She said it was an “honour” to celebrate the star. Singer Christina Aguilera pulled out of the show at the last minute, citing a “vocal illness” – despite fans hearing her rehearse I Wanna Be Your Lover during the day. She was replaced by British star Jessie J, who performed Nothing Compares 2 U.
John Mayer, who would have recreated some of Prince’s pyrotechnic guitar solos, also pulled out, as the concert apparently clashed with recording obligations with his band. Soul star Anita Baker was a no-show due to injury.
That left a lot of the heavy lifting to Prince’s lesser-known protegees and associates. Former backing singer Marva King got the crowd on their feet for Kiss, while singer-songwriter Judith Hill performed a playful piano rendition of How Come You Don’t Call Me Anymore.
Hill, who recorded an album with Prince last year, also turned in one of the night’s more sombre moments, playing the religious ballad The Cross, from Sign O The Times, which features the lyric: “Don’t die without knowing the cross”.
“I know that Prince is alive and well and he is happy right now,” Hill told the 18,000-strong audience at the XCel Energy Arena in Minnesota’s capital Saint Paul.
Prince’s ex-wife, choreographer Mayte Garcia, recreated an segment of the star’s 1993 Act I tour, in which she performed an elegant belly-dance with a sword balanced on her head, before segueing into the song 7.
The show concluded after midnight; with Stevie Wonder playing an extended version of his funk classic Superstition, after him giving a heartfelt speech about how he would “miss Prince forever”.
Purple confetti fell from the ceiling as the band played Purple Rain, accompanied by Prince’s pre-recorded vocals. The star’s younger sister, Tyka Nelson, described the concert as a public memorial for Prince Fans.
“I want them to get some closure,” she said. “It takes time to kind of get over it, and I see that they are grief-stricken.”
She said there would “definitely” be future concerts.
Remembered for such hits as Purple Rain, Raspberry Beret and Alphabet Street, Prince blended elements of jazz, funk, R&B, disco and rock in a prolific career that produced more than 30 albums.

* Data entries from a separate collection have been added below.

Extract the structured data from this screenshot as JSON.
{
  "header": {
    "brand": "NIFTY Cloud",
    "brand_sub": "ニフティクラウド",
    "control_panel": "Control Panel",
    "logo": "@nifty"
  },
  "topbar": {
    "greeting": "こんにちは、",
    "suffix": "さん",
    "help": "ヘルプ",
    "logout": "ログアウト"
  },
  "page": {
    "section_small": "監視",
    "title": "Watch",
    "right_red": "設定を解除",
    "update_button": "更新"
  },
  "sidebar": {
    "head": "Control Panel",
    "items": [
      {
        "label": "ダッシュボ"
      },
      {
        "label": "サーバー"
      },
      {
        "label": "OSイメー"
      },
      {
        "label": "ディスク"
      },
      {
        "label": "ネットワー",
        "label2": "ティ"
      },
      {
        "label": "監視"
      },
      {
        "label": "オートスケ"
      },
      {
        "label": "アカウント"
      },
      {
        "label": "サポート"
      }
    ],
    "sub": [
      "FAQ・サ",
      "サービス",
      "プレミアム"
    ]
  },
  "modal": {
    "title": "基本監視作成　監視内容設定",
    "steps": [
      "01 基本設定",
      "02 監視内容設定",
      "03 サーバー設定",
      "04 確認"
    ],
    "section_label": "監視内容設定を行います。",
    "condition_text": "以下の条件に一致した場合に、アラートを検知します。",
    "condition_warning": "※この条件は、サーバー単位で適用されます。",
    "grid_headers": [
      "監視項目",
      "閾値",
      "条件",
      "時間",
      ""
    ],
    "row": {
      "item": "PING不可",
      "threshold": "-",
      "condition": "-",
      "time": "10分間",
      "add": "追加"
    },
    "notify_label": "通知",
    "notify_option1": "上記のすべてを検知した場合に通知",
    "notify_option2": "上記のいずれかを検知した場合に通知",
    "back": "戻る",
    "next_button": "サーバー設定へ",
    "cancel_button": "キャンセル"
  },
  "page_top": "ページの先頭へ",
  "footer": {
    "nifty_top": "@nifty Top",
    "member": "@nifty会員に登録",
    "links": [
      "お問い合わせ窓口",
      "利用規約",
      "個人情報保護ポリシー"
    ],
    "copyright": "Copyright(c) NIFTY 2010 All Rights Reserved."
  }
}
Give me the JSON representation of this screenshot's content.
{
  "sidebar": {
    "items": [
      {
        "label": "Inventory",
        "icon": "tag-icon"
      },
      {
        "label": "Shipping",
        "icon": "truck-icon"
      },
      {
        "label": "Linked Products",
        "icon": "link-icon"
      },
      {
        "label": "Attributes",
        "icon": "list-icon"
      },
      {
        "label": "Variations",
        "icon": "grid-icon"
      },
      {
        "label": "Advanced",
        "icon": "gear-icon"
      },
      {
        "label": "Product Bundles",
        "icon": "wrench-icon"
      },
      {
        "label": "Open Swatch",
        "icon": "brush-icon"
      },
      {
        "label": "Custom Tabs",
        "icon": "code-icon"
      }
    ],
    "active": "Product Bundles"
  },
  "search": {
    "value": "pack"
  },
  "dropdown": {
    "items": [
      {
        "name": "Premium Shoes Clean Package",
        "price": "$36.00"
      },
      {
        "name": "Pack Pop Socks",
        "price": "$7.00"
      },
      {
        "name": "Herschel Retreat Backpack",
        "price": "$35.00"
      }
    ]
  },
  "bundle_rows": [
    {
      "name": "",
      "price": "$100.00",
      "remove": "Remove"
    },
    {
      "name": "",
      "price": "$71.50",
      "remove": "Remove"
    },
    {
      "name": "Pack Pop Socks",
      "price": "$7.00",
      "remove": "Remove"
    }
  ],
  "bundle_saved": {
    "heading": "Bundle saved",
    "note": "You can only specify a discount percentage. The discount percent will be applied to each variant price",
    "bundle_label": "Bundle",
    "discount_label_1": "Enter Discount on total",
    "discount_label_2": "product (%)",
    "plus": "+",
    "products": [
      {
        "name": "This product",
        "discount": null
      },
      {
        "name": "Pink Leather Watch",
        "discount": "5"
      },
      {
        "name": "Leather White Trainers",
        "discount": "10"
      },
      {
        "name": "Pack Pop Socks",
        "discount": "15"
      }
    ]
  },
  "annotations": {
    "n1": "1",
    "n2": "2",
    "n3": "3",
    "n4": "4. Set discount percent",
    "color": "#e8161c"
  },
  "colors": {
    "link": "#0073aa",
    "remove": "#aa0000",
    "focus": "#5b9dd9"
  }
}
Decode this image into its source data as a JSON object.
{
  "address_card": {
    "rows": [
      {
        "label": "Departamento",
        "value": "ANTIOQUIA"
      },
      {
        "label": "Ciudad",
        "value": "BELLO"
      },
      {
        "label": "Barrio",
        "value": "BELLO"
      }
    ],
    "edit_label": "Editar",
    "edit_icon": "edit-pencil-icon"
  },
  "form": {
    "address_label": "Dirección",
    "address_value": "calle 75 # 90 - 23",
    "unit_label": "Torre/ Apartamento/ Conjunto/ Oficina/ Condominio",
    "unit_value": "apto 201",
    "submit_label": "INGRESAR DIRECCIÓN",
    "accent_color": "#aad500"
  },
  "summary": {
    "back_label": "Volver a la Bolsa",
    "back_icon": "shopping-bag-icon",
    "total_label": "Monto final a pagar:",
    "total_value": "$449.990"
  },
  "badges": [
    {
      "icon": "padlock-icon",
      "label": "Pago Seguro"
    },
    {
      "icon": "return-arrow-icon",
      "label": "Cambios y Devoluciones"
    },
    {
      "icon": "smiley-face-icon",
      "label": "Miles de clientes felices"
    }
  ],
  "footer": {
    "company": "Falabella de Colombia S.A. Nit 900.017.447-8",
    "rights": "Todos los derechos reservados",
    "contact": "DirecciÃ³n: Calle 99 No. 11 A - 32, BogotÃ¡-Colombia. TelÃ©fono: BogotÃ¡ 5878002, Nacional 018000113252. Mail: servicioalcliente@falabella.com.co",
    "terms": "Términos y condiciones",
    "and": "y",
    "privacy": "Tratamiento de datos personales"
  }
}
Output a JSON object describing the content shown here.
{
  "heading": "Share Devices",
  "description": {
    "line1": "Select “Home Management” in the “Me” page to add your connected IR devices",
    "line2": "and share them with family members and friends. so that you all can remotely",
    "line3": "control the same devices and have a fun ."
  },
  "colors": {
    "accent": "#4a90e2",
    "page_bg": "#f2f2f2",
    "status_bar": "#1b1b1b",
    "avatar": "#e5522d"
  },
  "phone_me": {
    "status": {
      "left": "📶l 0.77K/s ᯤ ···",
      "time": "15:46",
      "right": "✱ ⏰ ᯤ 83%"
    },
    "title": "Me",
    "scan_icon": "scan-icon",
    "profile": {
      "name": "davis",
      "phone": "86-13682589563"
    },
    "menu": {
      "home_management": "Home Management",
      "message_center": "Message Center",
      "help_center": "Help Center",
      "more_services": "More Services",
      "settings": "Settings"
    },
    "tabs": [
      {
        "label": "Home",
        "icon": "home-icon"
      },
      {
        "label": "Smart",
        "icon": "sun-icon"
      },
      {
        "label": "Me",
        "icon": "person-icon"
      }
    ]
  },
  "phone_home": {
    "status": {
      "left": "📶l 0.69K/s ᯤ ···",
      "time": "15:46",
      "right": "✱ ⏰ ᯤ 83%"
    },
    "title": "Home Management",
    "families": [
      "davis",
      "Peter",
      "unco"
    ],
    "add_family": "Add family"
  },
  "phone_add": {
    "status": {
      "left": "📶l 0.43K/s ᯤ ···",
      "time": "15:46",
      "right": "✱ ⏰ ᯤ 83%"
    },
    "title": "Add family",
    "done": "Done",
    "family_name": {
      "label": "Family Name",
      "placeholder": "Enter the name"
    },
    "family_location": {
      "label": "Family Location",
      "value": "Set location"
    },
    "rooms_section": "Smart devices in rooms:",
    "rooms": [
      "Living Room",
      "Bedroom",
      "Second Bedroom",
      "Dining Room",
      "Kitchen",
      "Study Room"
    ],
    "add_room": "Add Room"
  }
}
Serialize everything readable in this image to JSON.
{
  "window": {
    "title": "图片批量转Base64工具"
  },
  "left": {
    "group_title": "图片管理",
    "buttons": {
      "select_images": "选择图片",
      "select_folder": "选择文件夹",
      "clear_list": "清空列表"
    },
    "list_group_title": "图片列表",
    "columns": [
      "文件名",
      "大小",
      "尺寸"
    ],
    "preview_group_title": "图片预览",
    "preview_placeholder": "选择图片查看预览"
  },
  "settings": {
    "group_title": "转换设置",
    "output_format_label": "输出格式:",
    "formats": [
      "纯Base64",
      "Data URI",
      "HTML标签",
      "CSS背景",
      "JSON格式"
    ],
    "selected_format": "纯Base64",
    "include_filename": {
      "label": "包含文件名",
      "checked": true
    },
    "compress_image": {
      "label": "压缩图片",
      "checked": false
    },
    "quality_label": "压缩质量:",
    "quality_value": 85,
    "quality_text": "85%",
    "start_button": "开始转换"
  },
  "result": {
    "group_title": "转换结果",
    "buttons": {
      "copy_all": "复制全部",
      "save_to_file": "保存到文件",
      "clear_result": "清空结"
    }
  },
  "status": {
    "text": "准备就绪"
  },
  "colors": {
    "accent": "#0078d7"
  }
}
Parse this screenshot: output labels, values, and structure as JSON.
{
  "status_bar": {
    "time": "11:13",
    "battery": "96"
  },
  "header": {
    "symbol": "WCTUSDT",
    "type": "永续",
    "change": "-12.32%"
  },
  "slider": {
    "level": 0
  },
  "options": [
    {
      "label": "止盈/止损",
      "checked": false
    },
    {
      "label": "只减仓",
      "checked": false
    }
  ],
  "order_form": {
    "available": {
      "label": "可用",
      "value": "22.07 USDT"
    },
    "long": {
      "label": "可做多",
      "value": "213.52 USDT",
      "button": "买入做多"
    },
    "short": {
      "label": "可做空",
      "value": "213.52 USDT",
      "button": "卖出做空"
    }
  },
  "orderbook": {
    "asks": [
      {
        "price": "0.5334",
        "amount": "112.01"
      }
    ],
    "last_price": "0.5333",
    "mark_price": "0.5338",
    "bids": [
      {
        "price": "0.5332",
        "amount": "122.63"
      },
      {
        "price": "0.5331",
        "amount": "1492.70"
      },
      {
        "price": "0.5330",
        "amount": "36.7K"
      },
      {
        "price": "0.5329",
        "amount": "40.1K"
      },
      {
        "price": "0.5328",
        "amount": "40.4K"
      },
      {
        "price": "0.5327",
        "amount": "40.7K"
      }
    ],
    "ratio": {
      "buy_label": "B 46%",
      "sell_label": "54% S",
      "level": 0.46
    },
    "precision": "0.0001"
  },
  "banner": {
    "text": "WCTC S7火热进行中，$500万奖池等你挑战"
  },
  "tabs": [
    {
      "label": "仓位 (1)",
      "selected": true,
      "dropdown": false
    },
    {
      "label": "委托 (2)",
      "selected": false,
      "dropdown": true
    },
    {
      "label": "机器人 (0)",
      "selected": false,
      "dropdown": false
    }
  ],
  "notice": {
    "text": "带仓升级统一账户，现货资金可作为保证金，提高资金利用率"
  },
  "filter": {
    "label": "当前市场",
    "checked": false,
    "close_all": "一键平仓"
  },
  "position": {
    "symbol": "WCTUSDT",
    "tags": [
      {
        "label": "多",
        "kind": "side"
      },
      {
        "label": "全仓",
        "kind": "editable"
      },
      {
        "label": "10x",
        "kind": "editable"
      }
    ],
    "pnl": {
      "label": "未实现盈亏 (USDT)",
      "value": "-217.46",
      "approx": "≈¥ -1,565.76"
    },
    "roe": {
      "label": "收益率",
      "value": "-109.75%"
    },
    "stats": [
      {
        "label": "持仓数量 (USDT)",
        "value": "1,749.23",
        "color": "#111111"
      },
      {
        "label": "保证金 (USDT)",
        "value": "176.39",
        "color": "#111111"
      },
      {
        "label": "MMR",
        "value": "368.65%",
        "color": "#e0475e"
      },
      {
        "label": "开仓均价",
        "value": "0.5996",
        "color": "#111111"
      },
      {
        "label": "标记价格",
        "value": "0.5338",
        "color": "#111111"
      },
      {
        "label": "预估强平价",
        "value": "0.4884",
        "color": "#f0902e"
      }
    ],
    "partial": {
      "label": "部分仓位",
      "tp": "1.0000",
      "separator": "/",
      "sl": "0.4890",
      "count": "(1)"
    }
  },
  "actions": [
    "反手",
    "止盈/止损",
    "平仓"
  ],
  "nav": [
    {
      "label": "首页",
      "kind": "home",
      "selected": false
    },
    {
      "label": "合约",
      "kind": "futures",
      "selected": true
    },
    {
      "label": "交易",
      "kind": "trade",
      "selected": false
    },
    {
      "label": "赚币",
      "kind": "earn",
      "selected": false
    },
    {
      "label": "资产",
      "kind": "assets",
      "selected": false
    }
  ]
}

Video testimonials said the star anonymously spent a great deal of his fortune on charity, despite his image as a recluse.
Van Jones, a former adviser to President Obama, said fans would be stunned to know the number of projects secretly funded by the musician, who had turned to him for logistical help.
“I don’t think Prince wanted to save the world. I think what Prince wanted to do is make sure that people’s gifts… had a chance to sing,” he said in a video.
The singer died of an overdose of the painkiller fentanyl in April, leaving a vast trove of unreleased music, but no will. Courts in the US are trying to decide how to divide up his estate, with several potential heirs coming forward in the months after his death.
It was reported on Thursday that his “vault” of unreleased recordings was being shopped around record labels with a price tag of up to $35m.
However, Londell L McMillan, Prince’s longtime lawyer, manager and friend, who was appointed to oversee his estate, has denied the story – which originally appeared in Billboard magazine, and was reported by the BBC, amongst others.
“Please don’t believe that absurd article on the vault,” he wrote on Twitter. “There are so many false rumours.”